[[ LISTED RECORDS, beginning ]]
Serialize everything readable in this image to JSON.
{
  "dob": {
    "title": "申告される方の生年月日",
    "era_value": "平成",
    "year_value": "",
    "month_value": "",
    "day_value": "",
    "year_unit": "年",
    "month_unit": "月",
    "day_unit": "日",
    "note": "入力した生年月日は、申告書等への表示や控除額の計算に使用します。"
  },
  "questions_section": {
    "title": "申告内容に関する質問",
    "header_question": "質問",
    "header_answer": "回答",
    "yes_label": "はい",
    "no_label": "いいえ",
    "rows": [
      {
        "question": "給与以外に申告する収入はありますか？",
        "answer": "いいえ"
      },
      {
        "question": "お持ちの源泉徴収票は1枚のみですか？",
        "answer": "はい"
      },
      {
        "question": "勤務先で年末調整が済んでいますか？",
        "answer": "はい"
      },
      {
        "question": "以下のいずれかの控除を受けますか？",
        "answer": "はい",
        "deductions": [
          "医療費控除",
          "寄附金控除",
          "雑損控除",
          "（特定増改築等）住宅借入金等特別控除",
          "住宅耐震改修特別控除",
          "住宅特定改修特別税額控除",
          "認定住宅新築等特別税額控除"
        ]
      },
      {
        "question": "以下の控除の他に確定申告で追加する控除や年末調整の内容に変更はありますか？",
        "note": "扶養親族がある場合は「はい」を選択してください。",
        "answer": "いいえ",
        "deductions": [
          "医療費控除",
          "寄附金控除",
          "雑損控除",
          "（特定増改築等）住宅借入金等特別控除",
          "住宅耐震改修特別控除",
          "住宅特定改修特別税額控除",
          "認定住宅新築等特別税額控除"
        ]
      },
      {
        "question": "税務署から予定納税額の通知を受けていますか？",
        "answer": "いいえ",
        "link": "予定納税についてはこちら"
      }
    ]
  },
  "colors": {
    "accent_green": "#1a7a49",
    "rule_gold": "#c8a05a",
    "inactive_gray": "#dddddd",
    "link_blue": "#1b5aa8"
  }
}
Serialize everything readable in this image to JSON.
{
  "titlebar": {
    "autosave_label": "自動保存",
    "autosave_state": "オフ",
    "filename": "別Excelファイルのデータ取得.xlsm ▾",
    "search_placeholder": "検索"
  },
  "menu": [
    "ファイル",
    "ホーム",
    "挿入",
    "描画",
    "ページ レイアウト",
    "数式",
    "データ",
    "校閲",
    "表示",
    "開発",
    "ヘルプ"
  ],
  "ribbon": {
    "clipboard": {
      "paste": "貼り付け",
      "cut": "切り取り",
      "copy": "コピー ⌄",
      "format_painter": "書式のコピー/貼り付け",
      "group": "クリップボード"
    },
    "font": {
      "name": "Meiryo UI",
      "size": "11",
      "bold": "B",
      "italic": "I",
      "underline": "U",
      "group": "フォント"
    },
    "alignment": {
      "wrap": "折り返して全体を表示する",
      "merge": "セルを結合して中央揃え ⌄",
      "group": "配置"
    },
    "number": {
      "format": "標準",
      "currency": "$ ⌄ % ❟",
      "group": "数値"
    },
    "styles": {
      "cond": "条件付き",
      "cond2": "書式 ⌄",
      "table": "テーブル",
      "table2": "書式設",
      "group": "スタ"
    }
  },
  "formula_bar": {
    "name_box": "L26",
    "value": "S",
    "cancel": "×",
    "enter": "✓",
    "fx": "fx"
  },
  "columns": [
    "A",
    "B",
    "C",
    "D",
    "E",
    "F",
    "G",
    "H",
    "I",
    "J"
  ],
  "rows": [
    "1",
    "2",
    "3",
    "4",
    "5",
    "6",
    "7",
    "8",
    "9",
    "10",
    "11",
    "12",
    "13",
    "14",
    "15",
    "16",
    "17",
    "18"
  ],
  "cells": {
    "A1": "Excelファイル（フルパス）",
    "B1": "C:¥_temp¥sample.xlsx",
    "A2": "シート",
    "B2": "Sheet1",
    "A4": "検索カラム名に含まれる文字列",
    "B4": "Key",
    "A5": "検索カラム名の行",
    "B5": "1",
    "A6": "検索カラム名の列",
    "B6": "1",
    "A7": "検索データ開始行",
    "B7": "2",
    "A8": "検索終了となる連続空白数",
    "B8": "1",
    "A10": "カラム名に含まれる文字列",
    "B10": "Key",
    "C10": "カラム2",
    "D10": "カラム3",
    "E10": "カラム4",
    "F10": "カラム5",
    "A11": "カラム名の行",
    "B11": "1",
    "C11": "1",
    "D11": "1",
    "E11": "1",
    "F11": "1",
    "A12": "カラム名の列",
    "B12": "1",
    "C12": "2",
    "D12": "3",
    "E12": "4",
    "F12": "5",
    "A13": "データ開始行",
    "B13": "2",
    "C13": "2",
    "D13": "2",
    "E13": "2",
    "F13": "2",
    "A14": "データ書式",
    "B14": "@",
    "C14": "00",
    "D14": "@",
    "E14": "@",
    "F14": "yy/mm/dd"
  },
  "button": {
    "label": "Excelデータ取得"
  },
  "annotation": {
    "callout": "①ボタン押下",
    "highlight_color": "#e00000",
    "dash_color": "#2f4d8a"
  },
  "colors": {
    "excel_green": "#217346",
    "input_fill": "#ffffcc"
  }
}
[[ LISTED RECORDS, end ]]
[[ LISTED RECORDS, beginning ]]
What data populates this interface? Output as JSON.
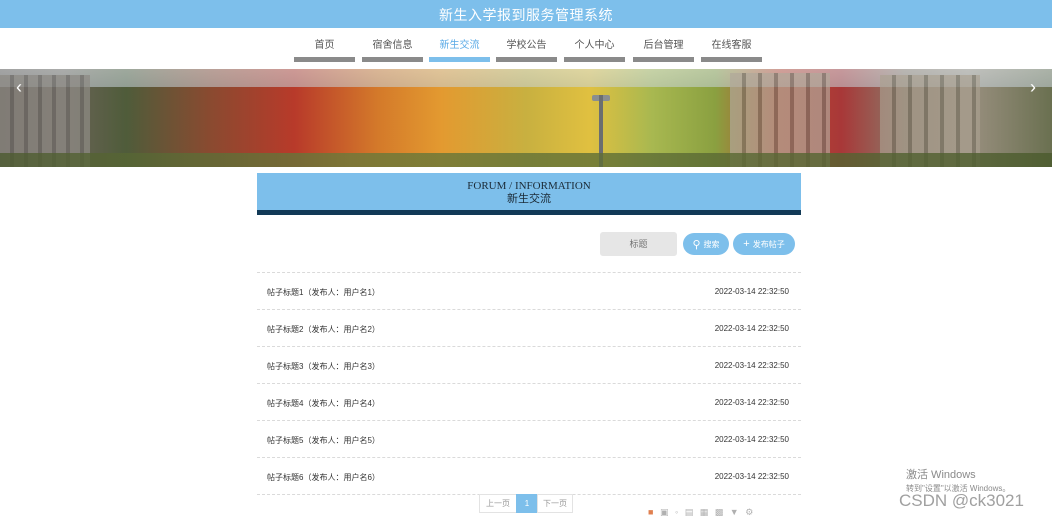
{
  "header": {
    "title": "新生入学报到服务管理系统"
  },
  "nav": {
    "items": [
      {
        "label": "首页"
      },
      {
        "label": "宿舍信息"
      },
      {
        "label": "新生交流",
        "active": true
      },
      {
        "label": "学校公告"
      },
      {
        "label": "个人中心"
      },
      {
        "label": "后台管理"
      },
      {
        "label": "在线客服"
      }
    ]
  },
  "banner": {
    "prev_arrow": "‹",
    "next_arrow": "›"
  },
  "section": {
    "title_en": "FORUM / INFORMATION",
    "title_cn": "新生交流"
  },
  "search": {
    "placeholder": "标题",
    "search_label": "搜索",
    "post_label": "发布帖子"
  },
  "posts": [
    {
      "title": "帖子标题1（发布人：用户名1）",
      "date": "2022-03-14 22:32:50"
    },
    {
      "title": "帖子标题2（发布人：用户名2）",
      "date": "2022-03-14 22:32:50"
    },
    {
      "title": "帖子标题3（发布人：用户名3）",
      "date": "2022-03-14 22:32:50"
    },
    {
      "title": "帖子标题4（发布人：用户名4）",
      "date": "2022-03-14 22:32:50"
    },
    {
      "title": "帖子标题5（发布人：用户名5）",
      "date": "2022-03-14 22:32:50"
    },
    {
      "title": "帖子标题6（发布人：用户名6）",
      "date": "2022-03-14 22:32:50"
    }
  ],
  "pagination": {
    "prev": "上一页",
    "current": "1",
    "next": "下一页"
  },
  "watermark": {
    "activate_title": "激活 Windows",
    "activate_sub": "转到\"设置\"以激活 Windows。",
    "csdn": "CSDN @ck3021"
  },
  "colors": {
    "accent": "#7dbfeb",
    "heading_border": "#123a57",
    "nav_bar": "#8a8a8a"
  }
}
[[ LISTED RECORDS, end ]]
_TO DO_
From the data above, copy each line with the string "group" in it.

_SOLVED EXERCISE_
      "group": "クリップボード"
      "group": "フォント"
      "group": "配置"
      "group": "数値"
      "group": "スタ"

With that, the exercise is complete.